Segment Open
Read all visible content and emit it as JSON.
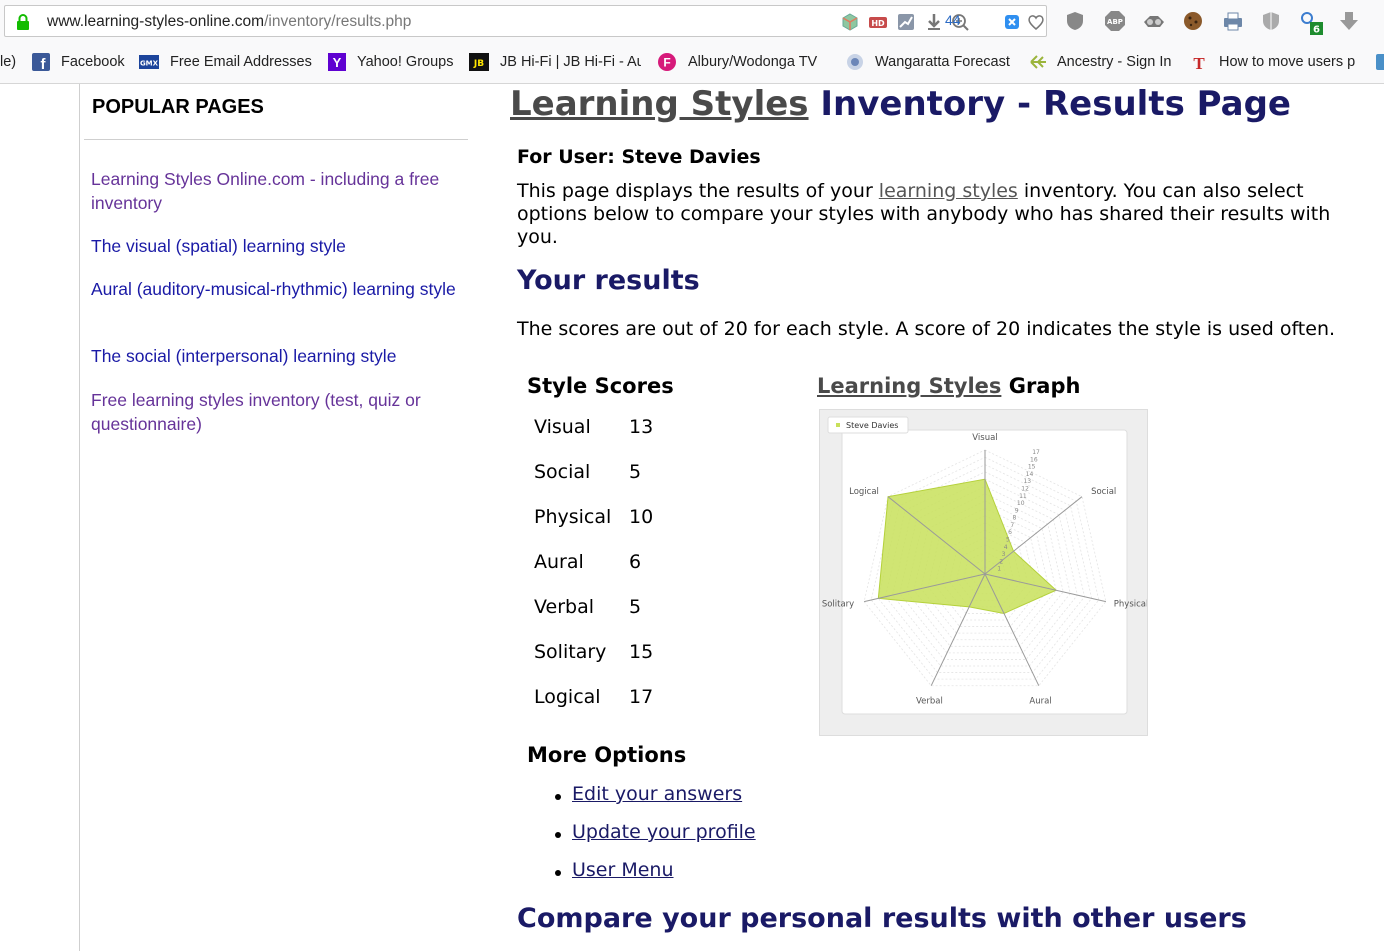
{
  "browser": {
    "url_domain": "www.learning-styles-online.com",
    "url_path": "/inventory/results.php",
    "badge_count": "44",
    "extension_badge": "6",
    "bookmarks": [
      {
        "label": "le)",
        "icon": "bookmark-truncated"
      },
      {
        "label": "Facebook",
        "icon": "facebook-icon"
      },
      {
        "label": "Free Email Addresses",
        "icon": "gmx-icon"
      },
      {
        "label": "Yahoo! Groups",
        "icon": "yahoo-icon"
      },
      {
        "label": "JB Hi-Fi | JB Hi-Fi - Au",
        "icon": "jbhifi-icon"
      },
      {
        "label": "Albury/Wodonga TV",
        "icon": "tv-icon"
      },
      {
        "label": "Wangaratta Forecast",
        "icon": "weather-icon"
      },
      {
        "label": "Ancestry - Sign In",
        "icon": "ancestry-icon"
      },
      {
        "label": "How to move users p",
        "icon": "t-icon"
      }
    ]
  },
  "sidebar": {
    "heading": "POPULAR PAGES",
    "links": [
      {
        "label": "Learning Styles Online.com - including a free inventory"
      },
      {
        "label": "The visual (spatial) learning style"
      },
      {
        "label": "Aural (auditory-musical-rhythmic) learning style"
      },
      {
        "label": "The social (interpersonal) learning style"
      },
      {
        "label": "Free learning styles inventory (test, quiz or questionnaire)"
      }
    ]
  },
  "main": {
    "title_link": "Learning Styles",
    "title_rest": " Inventory - Results Page",
    "for_user": "For User: Steve Davies",
    "intro_before": "This page displays the results of your ",
    "intro_link": "learning styles",
    "intro_after": " inventory. You can also select options below to compare your styles with anybody who has shared their results with you.",
    "your_results": "Your results",
    "scores_note": "The scores are out of 20 for each style. A score of 20 indicates the style is used often.",
    "style_scores_heading": "Style Scores",
    "scores": [
      {
        "style": "Visual",
        "score": "13"
      },
      {
        "style": "Social",
        "score": "5"
      },
      {
        "style": "Physical",
        "score": "10"
      },
      {
        "style": "Aural",
        "score": "6"
      },
      {
        "style": "Verbal",
        "score": "5"
      },
      {
        "style": "Solitary",
        "score": "15"
      },
      {
        "style": "Logical",
        "score": "17"
      }
    ],
    "graph_title_link": "Learning Styles",
    "graph_title_rest": " Graph",
    "more_options_heading": "More Options",
    "options": [
      {
        "label": "Edit your answers"
      },
      {
        "label": "Update your profile"
      },
      {
        "label": "User Menu"
      }
    ],
    "compare_heading": "Compare your personal results with other users"
  },
  "chart_data": {
    "type": "radar",
    "categories": [
      "Visual",
      "Social",
      "Physical",
      "Aural",
      "Verbal",
      "Solitary",
      "Logical"
    ],
    "series": [
      {
        "name": "Steve Davies",
        "values": [
          13,
          5,
          10,
          6,
          5,
          15,
          17
        ]
      }
    ],
    "rlim": [
      0,
      17
    ],
    "legend": "top-left",
    "grid": true,
    "colors": {
      "fill": "#c8e05a",
      "line": "#b5d13b"
    }
  }
}
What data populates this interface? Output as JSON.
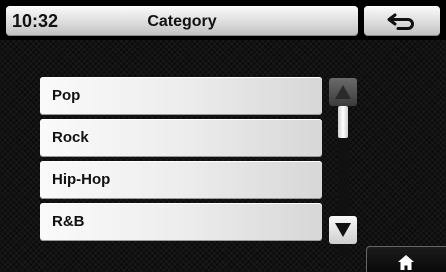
{
  "header": {
    "time": "10:32",
    "title": "Category"
  },
  "buttons": {
    "back_icon": "back-arrow-icon",
    "home_icon": "home-icon"
  },
  "list": {
    "items": [
      {
        "label": "Pop"
      },
      {
        "label": "Rock"
      },
      {
        "label": "Hip-Hop"
      },
      {
        "label": "R&B"
      }
    ]
  },
  "scrollbar": {
    "up_icon": "scroll-up-arrow-icon",
    "down_icon": "scroll-down-arrow-icon",
    "position_fraction": 0.0
  },
  "colors": {
    "background": "#000000",
    "header_light": "#fbfbfb",
    "header_dark": "#bfbfbf",
    "item_light": "#fafafa",
    "item_dark": "#d7d7d7",
    "text": "#111111"
  }
}
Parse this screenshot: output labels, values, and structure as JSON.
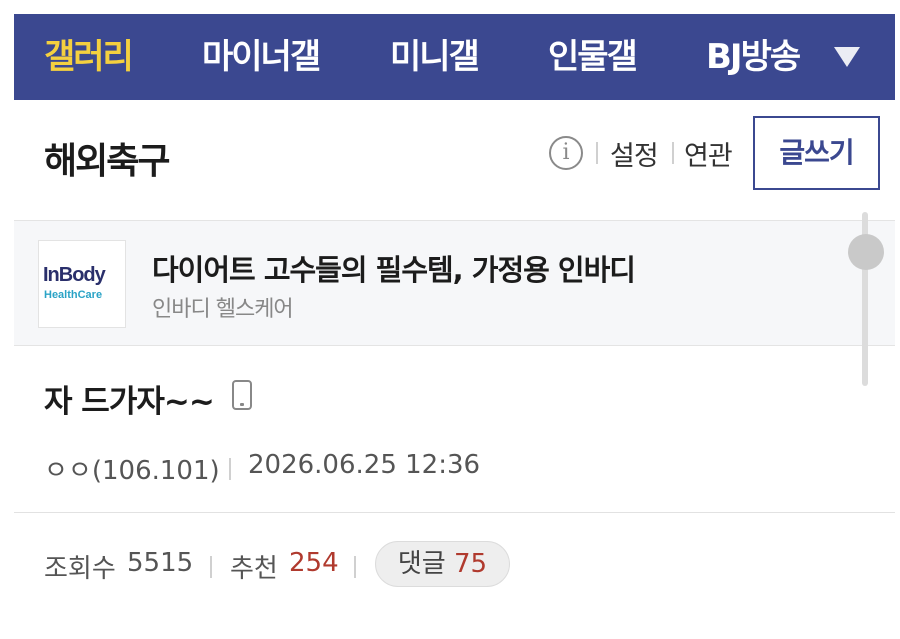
{
  "nav": {
    "items": [
      {
        "label": "갤러리",
        "active": true
      },
      {
        "label": "마이너갤",
        "active": false
      },
      {
        "label": "미니갤",
        "active": false
      },
      {
        "label": "인물갤",
        "active": false
      },
      {
        "label": "BJ방송",
        "active": false
      }
    ],
    "dropdown_icon": "triangle-down-icon",
    "background_color": "#3b4890",
    "active_color": "#f4d03f"
  },
  "header": {
    "gallery_name": "해외축구",
    "info_icon": "i",
    "settings_label": "설정",
    "related_label": "연관",
    "write_button_label": "글쓰기"
  },
  "ad": {
    "logo_line1": "InBody",
    "logo_line2": "HealthCare",
    "title": "다이어트 고수들의 필수템, 가정용 인바디",
    "advertiser": "인바디 헬스케어"
  },
  "post": {
    "title": "자 드가자~~",
    "device_icon": "mobile-phone-icon",
    "author": "ㅇㅇ(106.101)",
    "datetime": "2026.06.25 12:36",
    "views_label": "조회수",
    "views": "5515",
    "recommend_label": "추천",
    "recommend": "254",
    "comments_label": "댓글",
    "comments": "75"
  }
}
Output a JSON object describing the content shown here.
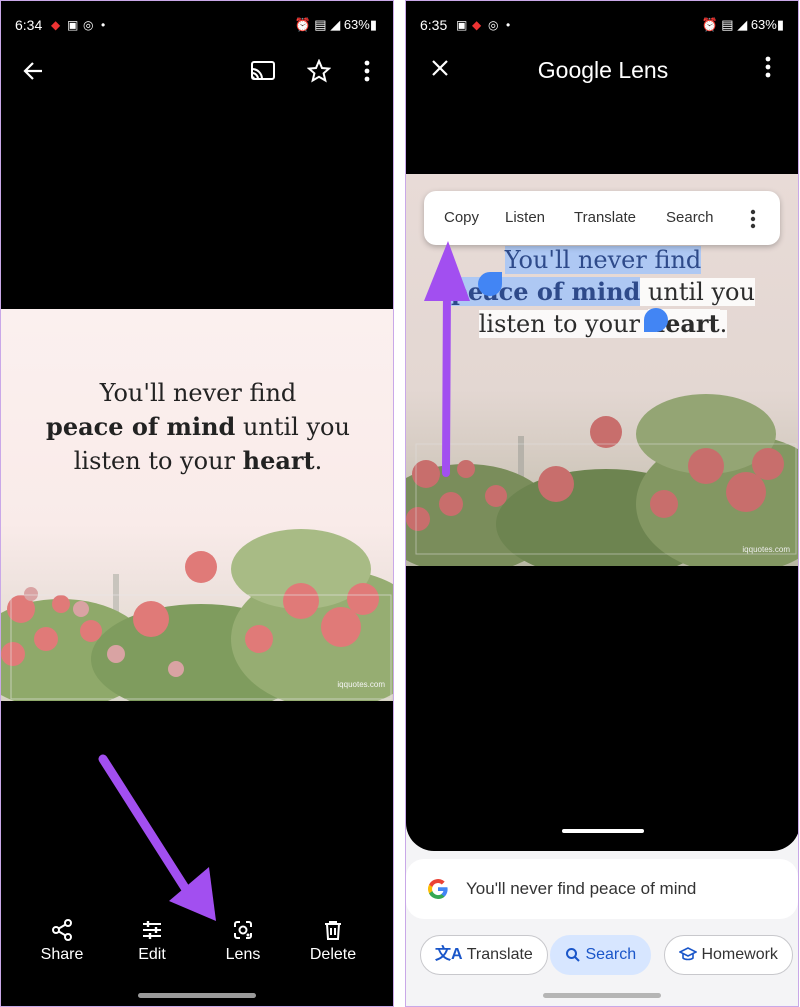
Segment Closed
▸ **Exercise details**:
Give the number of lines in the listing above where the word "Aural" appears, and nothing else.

▸ **Exercise result**:
3